Three things Ladies should think about to improve their finances


They say men are from Mars and women are from Venus, but does that really matter when it comes to our money?

Do women need to think differently about their savings, investments and retirement? The short answer is, yes.

Much like a car accelerates and decelerates, in life we have our ‘accumulation’ years - the time spent building our wealth by working, saving and acquiring assets like a property.

Once we reach retirement, we enter the ‘decumulation’ phase, drawing income from the savings and pension pots we have built up during the accumulation years.

What you’re left with to ‘decumulate’ once retirement sets in, will to a large extent be a result of what you’ve managed to ‘accumulate’ during your working years.

And, here’s the rub: women face very different challenges to men in their accumulation years, which ultimately impacts how much they’re left with one day.

These challenges range from the fact that women, on average, still earn less than men, leaving them with less to save.

Many women will take time out from the job market to have children which will inevitably impact their earnings potential and the size of their pension savings.

And, even if children aren’t for you, you might find yourself taking a career break to care for a sick or elderly relative - it’s a well-established fact that women are still the primary caregivers

If you’re struggling to see the problem, you need only look at the numbers, which reveal a glaring gender divide when it comes to our pension savings - women, on average have around a 25 per cent lower income than men in their first year of retirement. (Yet, women on average are expected to outlive men.)
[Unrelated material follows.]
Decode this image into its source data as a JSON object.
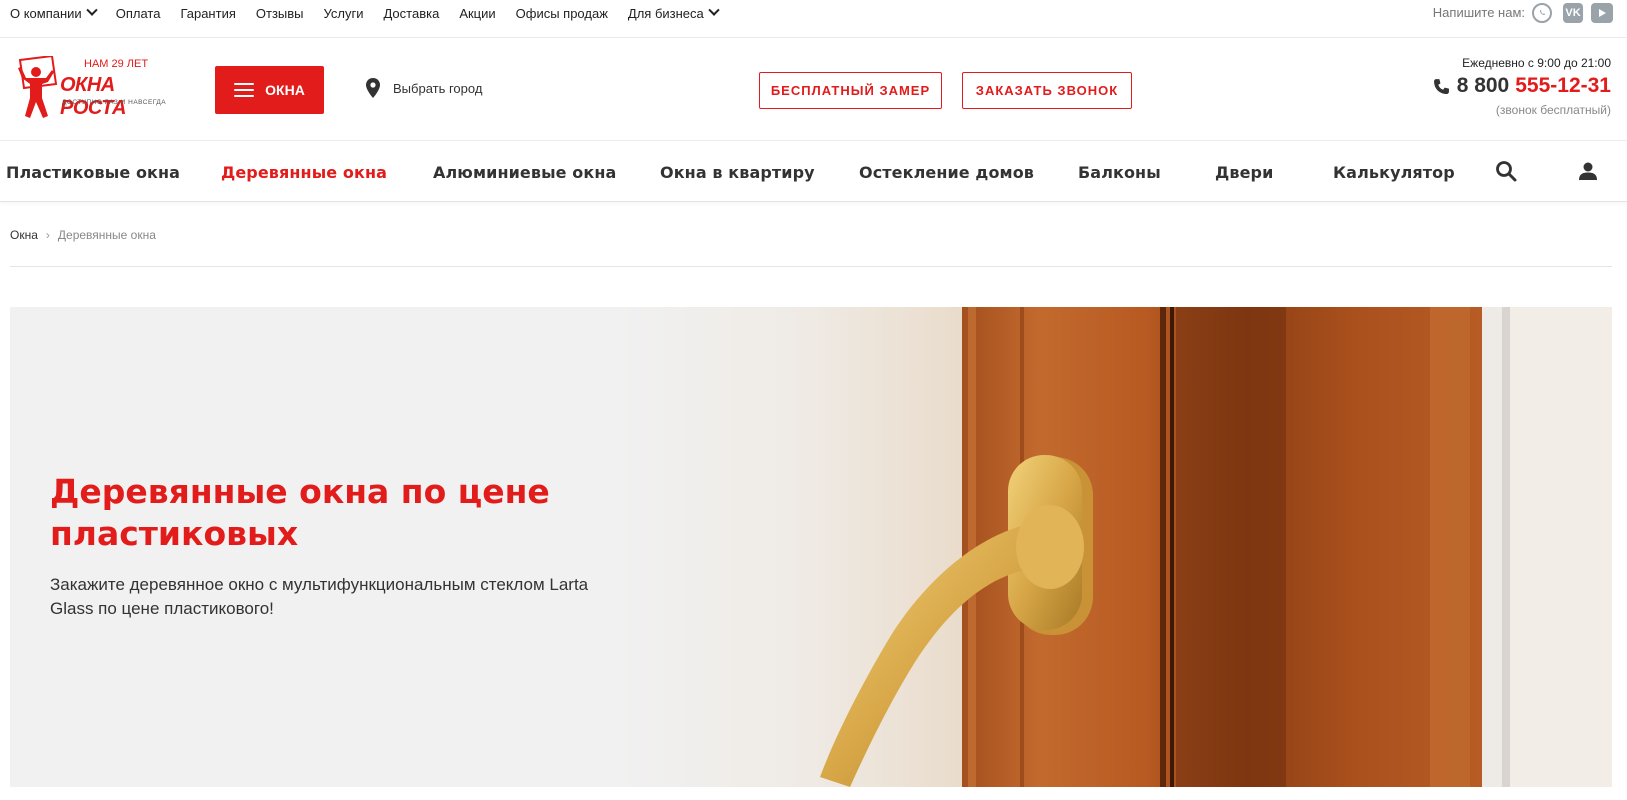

So, yes - women do need to think differently about their finances. The first thing you need to do is tackle that female tendency of putting everyone’s needs ahead of your own and start to give your financial future more than just a fleeting thought.